In Antalya we were given the option of trying out a real Turkish bath. Usually the adventurous one, this time I opted out as by all accounts it sounded like torture having a turkish man scrub and flog you after sweating in a sauna. I am glad I opted out after hearing the confirming stories and the looks of those brave few men who tried it. Turks are all about acts of bravery and I think the Turkish bath is another bravery test, much like Mert’s description of his all important circumcision ceremony, at age 6…..without anesthesia. At least these days they use anesthesia so you might actually be able to enjoy the big family party.

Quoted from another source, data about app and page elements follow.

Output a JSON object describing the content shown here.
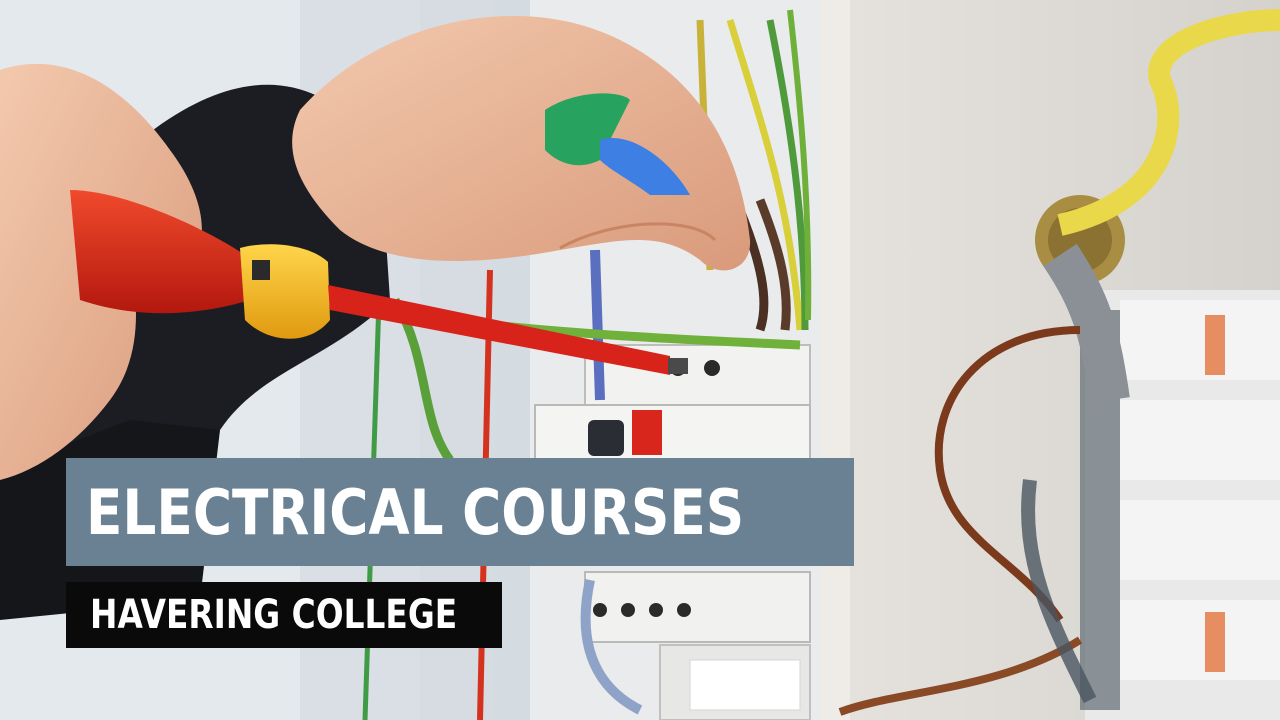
{
  "title_banner": {
    "text": "ELECTRICAL COURSES"
  },
  "subtitle_banner": {
    "text": "HAVERING COLLEGE"
  },
  "colors": {
    "title_banner_bg": "#6a8193",
    "subtitle_banner_bg": "#0a0a0a",
    "text": "#ffffff"
  }
}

The women’s Turkish bath experience was a different story. Kelly joined almost all of the women from our tour for the full hammam experience. Sauna, massage, mud facial, and only minimal loofah torture. All of them raved about it and wished they could do it again, two hours of spa time for only $40. While Kelly was at the spa I stopped into the liquor store around the corner and picked up a bottle of fine Turkish bourbon, okay, it was Woodford Reserve from the ancient Roman state of Kentucky. It only set me back $38 and with several bourbon aficionados in our group, including our guide Mert, we enjoyed sipping a little around our hotel’s beautiful grassy courtyard.
Obviously some of us are better at posing.
After 2 very enjoyable nights in Antalya it was back on the bus and off to Pumakkale, the ancient hot springs resort. I am sure you are tired of my overuse of the term “ancient” but honestly, what else do you call a hot spring that has welcomed visitors since 700 BC? The ruins of the greek/roman city of Hierapolis surround the hot springs. Hieropolis only dates back to the second century BC, so slightly less ancient. It is the final resting place of Marcus Aurelius as well as the apostle Philip. Judging from the size of the necropolis (cemetery) it is obvious the hot springs aren’t as “healing” as they were advertised. Healing or not you can swim in the hot springs among fallen roman columns which make it look a bit like a Disney resort experience, though these columns are actually 2000 years old. You can also wade in the calcified pools after hiking around the city with its well preserved Roman theater.
Somethings never change, even after 2000 years
The next day we stopped and explored the Greek city of Aphrodisius with its huge olympic style stadium. Then we continued on to the seaside city of Kusadasi on the Aegean. Kusadasi is another fast growing Turkish resort town with condos sprouting up everywhere. Change the language on the signs to english and you would think you were in a Southern California beach community. Restaurants and bars abound and everyone, including women, are dressed in beachwear. The prices are a bit higher with cocktails around $7, but a good meal with wine will only cost you around $20 per couple.
Besides sun and beaches the big draw to Kusadasi is the ancient city of Ephesus just 30 minutes outside of town. Inhabited since 6000 BC (thus qualifying as ancient) Ephesus was a major port city in both Greek and Roman times until a thousand years of clear cutting and erosion turned the port into a lovely fertile valley miles from the sea.
Ephesus in the footsteps of saints, emporers and prophets
The city also has ties to the Apostle Paul, the book of Revelations and is alleged to be where both Paul and Mary, mother of Jesus, spent their last days. The ruins of the city are both impressive and extensive, definitely worth a visit. Make sure you arrive early before the conquering hordes of cruise ship travelers descend upon the city like invaders of old.
After this whirlwind tour of Turkiye and our crash course in all things Turkish it is time to chill in one of our favorite European cities, Paris. See you there.